Mica and me at dinner. On a whim, I got my hair cut short again.

Saturday, we had breakfast at Magnolia, then wandered around downtown in the rain before deciding to drive to the Cave of the Mounds, the "premier cave of the upper Midwest." I'm not sure how many caves it's competing against, but it was pretty cool. Mica dazzled us all by correctly answering all of the guide's questions.

Me and Darby under the stalactite "chandelier." It was pretty cold in there.

While there, we saw advertisements for the Wisconsin "Trollway" and were too curious to pass it up. So, we drove a little ways to Mount Horeb, which was the cutest little town. It has a large Scandinavian population, and there are tons of cute shops and restaurants. Plus, there are like 15 troll statues scattered across town. We never found the elusive "bonus troll," although I'm sure we made some bank employees' day when we wandered into the lobby in search of the troll. I've decided that, if we can't live in Texas, I'd like to live in Mount Horeb, where I would spend all day eating cheese curds and ice cream and visiting all of the trolls.

One of the many trolls. It looks a little creepy, but we were assured that they are friendly trolls.

It was a great getaway and made my Spring Break not completely boring. I always feel a little nervous before going on a trip with other people, but it worked out marvelously. We all love to eat, and we've now discovered a shared passion for spotting troll statues. Who knew? Perhaps the most amazing thing about this trip was that I didn't plan it! Mica and Harrison made our hotel reservations, drove us there, navigated the city, etc. We were just along for the ride, and I loved it.

Monday, March 12, 2012

Good things

Well, I didn't mean to leave that sad post up for so long. I'm feeling much better now. Things have just been busy, and I haven't had time to post. A few good things from the past two weeks:
  • The 70-degree temps. Despite the wind, it's still lovely.
  • Looking forward to a quick trip to Madison with Mica and Harrison over Spring Break.
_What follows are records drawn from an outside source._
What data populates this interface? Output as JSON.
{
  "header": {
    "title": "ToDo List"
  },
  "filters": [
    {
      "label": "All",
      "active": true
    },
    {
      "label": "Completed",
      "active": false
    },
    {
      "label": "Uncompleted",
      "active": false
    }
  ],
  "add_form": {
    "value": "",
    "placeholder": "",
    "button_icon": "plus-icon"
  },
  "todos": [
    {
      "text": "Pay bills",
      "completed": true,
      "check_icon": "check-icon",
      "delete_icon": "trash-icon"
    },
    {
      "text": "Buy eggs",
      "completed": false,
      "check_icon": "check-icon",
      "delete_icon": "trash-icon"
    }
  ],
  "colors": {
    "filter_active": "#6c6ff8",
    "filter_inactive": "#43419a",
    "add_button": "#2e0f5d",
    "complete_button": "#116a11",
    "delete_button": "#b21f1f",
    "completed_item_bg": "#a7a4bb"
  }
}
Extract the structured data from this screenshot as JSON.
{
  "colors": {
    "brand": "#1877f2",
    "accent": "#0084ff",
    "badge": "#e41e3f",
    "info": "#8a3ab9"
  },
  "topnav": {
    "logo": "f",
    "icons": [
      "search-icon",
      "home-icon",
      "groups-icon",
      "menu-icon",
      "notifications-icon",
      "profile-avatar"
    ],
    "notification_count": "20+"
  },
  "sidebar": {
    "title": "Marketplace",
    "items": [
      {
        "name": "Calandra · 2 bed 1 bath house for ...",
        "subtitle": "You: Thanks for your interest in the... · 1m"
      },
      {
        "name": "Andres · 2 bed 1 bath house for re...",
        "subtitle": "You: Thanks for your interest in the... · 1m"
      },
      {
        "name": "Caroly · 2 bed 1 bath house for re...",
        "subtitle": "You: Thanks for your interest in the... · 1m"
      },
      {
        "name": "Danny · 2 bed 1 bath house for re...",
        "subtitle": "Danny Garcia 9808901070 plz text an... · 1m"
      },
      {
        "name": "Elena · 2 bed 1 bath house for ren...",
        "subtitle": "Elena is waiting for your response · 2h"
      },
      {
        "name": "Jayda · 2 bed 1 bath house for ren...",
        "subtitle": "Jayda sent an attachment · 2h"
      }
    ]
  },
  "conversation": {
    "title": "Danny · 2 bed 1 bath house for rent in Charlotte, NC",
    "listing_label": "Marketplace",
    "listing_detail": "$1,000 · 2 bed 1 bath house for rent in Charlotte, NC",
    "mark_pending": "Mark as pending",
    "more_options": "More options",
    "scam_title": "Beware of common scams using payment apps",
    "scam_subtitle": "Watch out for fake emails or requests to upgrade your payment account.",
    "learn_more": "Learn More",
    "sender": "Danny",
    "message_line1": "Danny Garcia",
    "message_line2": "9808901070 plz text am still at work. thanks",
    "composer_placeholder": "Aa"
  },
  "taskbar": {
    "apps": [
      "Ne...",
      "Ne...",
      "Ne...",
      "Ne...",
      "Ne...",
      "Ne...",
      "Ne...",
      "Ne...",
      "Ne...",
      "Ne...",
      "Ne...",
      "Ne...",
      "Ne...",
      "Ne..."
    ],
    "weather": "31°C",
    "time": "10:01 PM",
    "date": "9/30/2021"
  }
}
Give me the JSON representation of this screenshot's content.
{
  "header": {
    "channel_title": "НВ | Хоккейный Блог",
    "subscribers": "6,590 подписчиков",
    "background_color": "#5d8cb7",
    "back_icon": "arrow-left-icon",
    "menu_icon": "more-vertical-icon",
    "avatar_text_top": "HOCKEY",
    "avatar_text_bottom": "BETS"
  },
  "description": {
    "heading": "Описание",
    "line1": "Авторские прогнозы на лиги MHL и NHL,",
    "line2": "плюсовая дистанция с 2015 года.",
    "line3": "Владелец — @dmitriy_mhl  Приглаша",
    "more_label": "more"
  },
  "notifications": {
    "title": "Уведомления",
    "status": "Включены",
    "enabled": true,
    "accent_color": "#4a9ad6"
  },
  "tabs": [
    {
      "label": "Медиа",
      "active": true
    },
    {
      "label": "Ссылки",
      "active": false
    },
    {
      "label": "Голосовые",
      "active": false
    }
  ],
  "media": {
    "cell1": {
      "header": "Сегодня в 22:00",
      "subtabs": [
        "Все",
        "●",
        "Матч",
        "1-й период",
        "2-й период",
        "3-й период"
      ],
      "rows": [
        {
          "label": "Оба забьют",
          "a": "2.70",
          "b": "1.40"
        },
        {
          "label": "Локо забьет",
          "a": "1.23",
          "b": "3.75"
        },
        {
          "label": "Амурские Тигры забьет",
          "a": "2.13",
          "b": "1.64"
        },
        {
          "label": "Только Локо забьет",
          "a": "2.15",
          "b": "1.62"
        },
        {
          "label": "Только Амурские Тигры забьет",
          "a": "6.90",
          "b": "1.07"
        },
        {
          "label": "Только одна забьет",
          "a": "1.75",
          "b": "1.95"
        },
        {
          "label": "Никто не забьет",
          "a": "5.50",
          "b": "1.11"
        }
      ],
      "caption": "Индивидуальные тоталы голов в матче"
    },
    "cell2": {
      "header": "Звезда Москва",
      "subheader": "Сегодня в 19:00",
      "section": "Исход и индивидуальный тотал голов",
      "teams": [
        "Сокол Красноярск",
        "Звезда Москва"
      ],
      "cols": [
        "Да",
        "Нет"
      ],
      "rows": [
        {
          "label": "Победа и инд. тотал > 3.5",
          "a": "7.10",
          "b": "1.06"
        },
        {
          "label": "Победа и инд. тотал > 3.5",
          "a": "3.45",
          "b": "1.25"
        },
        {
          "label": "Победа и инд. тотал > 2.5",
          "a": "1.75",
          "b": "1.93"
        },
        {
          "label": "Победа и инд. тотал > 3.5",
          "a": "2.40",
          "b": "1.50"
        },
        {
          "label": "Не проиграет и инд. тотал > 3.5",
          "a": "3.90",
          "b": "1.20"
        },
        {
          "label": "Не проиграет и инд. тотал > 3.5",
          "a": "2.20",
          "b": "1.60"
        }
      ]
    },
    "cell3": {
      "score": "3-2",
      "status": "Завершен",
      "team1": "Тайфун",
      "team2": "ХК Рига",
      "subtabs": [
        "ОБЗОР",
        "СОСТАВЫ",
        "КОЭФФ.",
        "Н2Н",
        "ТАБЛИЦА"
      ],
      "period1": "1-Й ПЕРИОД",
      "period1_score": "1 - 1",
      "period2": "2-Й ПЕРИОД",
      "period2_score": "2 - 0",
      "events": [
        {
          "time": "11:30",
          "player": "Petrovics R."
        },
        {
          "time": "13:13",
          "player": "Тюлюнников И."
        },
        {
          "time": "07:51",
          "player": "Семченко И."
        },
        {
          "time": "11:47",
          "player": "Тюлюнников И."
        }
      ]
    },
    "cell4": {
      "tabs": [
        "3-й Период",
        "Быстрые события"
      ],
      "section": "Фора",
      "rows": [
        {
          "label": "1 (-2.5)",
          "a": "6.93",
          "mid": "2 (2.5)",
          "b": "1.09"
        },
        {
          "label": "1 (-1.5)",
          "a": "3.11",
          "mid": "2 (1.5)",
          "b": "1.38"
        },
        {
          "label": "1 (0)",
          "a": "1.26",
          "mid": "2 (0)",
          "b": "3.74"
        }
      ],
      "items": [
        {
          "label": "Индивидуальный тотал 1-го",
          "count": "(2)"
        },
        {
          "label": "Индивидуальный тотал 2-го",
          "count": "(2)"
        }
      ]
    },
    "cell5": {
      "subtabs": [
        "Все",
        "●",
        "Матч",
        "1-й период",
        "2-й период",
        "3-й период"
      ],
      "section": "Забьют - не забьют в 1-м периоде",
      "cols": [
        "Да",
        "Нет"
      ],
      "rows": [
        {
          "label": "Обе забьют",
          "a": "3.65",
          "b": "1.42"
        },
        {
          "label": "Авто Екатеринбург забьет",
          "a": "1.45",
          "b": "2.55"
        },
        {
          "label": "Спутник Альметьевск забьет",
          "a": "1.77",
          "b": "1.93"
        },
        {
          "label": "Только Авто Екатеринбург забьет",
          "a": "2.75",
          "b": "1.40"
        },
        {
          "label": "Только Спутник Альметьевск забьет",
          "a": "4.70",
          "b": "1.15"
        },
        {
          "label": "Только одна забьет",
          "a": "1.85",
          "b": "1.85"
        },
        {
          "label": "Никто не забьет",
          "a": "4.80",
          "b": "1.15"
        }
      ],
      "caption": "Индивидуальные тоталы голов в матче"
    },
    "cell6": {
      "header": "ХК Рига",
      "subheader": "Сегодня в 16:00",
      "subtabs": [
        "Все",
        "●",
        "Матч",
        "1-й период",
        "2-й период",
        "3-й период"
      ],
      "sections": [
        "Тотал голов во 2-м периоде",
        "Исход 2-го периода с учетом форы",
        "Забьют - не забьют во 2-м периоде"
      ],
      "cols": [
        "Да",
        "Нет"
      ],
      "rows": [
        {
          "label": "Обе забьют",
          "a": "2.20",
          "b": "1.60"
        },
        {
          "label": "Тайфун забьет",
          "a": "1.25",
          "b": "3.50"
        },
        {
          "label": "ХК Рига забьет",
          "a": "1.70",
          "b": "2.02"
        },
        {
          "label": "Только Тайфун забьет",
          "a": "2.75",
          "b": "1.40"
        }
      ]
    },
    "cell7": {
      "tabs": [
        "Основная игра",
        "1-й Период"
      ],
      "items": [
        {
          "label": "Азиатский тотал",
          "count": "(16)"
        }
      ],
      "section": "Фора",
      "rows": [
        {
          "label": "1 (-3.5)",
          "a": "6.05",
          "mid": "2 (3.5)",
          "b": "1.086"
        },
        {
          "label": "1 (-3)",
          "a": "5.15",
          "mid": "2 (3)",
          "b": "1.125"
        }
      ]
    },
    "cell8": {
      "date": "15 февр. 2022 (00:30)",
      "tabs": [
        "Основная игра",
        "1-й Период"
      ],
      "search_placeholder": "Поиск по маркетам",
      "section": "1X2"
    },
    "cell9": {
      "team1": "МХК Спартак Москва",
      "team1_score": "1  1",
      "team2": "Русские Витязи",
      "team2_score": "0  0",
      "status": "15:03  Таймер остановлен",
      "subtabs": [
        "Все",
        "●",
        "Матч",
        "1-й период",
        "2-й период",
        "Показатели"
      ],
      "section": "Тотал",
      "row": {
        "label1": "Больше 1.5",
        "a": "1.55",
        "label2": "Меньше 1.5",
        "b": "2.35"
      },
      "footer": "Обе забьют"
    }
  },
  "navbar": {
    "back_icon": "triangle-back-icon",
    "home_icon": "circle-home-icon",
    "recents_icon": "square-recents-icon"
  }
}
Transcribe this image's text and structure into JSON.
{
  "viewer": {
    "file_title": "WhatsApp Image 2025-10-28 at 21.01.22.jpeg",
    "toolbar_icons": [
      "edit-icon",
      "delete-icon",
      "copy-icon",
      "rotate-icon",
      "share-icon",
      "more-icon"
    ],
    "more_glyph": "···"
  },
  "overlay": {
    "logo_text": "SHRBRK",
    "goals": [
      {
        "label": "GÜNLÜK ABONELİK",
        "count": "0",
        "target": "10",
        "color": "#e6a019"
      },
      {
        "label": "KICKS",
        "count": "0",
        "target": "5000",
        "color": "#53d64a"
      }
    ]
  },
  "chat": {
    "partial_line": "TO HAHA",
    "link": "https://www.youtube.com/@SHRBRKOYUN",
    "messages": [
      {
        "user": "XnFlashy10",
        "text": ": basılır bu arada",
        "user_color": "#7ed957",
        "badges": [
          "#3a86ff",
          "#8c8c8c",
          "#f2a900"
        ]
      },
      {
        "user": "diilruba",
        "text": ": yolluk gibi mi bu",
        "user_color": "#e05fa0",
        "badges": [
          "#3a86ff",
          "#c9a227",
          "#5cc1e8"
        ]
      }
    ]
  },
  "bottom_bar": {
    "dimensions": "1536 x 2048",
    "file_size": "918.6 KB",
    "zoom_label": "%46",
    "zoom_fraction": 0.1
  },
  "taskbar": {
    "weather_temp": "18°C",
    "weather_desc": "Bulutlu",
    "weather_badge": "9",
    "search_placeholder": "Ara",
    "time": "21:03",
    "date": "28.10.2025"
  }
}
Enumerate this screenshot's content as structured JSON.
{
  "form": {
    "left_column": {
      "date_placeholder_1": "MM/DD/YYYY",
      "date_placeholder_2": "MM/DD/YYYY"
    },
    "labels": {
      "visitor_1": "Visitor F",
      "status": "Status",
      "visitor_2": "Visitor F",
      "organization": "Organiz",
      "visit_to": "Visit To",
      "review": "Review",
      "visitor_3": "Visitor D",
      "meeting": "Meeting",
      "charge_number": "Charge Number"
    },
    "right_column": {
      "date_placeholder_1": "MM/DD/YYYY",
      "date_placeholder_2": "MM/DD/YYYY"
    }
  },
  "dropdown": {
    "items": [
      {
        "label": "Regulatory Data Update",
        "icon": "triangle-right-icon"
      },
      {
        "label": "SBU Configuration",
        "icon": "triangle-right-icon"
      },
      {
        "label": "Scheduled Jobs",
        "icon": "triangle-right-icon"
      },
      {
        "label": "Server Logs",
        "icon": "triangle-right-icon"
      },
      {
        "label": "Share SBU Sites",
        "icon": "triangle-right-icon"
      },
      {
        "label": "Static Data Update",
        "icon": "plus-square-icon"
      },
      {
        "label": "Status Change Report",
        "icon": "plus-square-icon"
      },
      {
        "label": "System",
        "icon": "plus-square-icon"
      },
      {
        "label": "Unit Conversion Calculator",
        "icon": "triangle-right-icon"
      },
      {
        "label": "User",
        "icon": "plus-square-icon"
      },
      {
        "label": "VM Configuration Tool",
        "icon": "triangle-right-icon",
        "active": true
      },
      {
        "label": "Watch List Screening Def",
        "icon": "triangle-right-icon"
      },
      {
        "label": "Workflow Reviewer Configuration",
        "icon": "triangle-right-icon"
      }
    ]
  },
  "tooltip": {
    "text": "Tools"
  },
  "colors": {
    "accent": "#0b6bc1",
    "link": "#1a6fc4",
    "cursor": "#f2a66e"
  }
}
I was feeling a little down about not having any plans for the break, so I was so excited when Mica invited us.
  • My first experience with Korean karaoke. For Jin's birthday, we all went. I was hesitant at first because I was picturing traditional karaoke. But this is way different. Your group goes in a room and you all sing together. It's awesome! Reminded me of playing Karaoke Revolution in high school with my girlfriends.
  • My new orange jacket. One night when Darby was out of town, I went crazy online shopping. I put like 15 things in my cart. Luckily, I came to my senses and only bought 2. I'm very satisfied with my purchase. The bright color makes me happy.

My new jacket. I'm laughing because I feel so stupid taking my own picture in the mirror.